Giles Woodforde



Love story will leave you feeling good

The Elixir of Love is a comedy that actually makes people laugh. The plot centres around the apparently hopeless love of Nemorino, a wimpish and guileless servant, for his haughty and flirtatious employer, Adina. When Adina decides to bestow her favours on the womanising Sergeant Belcore, Nemorino is mortified. He finds unlikely succour in a 'love potion' provided by the travelling charlatan, Dr Dulcamara. The potion is, in fact, the Italian plonk, Lambrusco, but it seems to Nemorino that it has enabled him to win Adina's heart. So all ends happily. The lovers look forward to marital bliss, Belcore goes off to look for other women, Duncamara goes off to look for other fools and the audience goes off with a large dose of 'the feel good factor'.

But the feel good factor was also produced by yet another sumptuous Bel Canto production as the company turned this alleged Lambrusco of the operatic world into a vintage of the highest quality. As with all recent Bel Canto productions, four professionals were drafted in to play the principals who are carefully delineated and revolve round the moral centre point of effete goodness that is Nemorino - Adina the flighty and faithless female, Belcore the womanising sergeant and Dulcamara, the duplicitous, self-seeking charlatan. The singers, who are all on the threshold of their careers, realised the comic tensions in the relationships with great skill and conviction.
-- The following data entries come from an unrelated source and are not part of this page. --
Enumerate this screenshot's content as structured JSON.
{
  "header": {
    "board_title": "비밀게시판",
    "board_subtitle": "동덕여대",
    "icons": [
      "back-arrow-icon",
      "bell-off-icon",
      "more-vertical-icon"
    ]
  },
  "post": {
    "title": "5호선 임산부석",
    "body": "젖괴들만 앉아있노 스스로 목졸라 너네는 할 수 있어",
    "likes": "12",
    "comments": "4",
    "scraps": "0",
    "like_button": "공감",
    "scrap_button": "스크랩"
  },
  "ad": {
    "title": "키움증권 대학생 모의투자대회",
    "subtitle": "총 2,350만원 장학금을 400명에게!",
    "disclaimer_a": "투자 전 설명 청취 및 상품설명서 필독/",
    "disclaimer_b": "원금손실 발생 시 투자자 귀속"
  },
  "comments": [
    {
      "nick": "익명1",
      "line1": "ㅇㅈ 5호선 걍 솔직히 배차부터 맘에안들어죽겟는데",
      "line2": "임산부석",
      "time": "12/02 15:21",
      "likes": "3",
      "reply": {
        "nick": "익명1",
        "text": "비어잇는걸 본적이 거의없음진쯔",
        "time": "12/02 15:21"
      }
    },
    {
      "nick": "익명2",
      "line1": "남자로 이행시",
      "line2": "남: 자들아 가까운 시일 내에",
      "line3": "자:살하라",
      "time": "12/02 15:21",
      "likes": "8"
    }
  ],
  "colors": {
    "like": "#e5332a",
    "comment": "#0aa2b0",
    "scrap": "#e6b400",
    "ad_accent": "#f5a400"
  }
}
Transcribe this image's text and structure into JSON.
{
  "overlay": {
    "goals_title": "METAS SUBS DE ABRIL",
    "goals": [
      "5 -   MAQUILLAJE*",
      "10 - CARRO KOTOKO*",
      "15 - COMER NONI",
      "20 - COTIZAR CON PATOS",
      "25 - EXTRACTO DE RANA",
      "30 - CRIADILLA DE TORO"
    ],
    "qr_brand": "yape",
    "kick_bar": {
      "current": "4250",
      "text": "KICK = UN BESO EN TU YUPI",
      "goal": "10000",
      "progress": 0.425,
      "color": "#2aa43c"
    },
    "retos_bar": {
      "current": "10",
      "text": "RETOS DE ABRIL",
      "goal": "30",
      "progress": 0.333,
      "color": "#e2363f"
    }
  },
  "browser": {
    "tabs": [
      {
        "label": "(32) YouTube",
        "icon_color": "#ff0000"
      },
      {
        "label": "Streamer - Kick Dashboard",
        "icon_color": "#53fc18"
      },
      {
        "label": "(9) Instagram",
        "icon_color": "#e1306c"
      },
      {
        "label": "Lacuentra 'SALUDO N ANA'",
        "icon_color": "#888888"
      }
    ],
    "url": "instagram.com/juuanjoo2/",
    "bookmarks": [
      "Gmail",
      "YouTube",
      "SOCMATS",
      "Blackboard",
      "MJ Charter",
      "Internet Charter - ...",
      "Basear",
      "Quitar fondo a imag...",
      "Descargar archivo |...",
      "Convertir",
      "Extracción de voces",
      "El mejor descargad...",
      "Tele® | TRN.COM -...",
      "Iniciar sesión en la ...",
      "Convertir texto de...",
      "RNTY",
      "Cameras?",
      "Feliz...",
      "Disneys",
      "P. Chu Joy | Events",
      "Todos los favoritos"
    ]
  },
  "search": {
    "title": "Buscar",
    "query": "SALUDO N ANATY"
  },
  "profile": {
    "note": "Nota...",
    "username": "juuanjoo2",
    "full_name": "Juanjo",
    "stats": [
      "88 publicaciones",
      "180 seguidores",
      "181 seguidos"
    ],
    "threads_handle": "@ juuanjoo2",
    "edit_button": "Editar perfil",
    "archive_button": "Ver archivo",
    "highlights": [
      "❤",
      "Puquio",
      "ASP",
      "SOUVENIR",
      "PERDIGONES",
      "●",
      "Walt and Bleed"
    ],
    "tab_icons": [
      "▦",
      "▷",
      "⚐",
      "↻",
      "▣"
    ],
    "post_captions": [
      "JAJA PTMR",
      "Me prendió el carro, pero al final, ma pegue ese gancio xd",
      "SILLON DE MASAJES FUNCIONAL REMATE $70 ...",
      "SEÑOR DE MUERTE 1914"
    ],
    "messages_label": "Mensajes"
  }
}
Amanda Boyd Bailey as Adina was spellbinding. Her beautiful clear soprano voice and commanding stage presence underlined the impression made during her Bel Canto debut as Martha in 2002. Stephen Wells, who also made a triumphant debut in Martha, was superb as Dr Dulcamara, his acting talents complementing his rich baritone as it effortlessly - and audibly - delivered Tom Boyd's lyrics. The naïve and inadequate Nemorino was played by Philip O'Brien, though there was nothing inadequate about his performance. His beautiful tenor harmonised perfectly with Miss Boyd Bailey and his rendering of the opera's best known aria, A Furtive Tear, was the highlight of a production that was full of highlights. Paul Sheehan as Belcore provided another counterpoint to Nemorino, his powerful voice and expansive presence dominating whenever he was on stage, and Pippa Meekings made a lithe and convincing sorcerer's apprentice. Special mention must go to Sue Black who has moved from lead roles to supporting roles, to choral roles to backstage roles. From scene stealer to scene shifter, Sue is a real team player.

The choral work was as ever melodic, the choreography lively and imaginative, the set colourful and Tom Boyd's lyrics witty and inventive. Under Tom's stage direction and William Bell's musical direction, Elixir was, in several people's opinion, the best Bel Canto production yet. As I maintained after several of their recent productions that they would find it difficult to get any better, this is some compliment.

Stuart Russell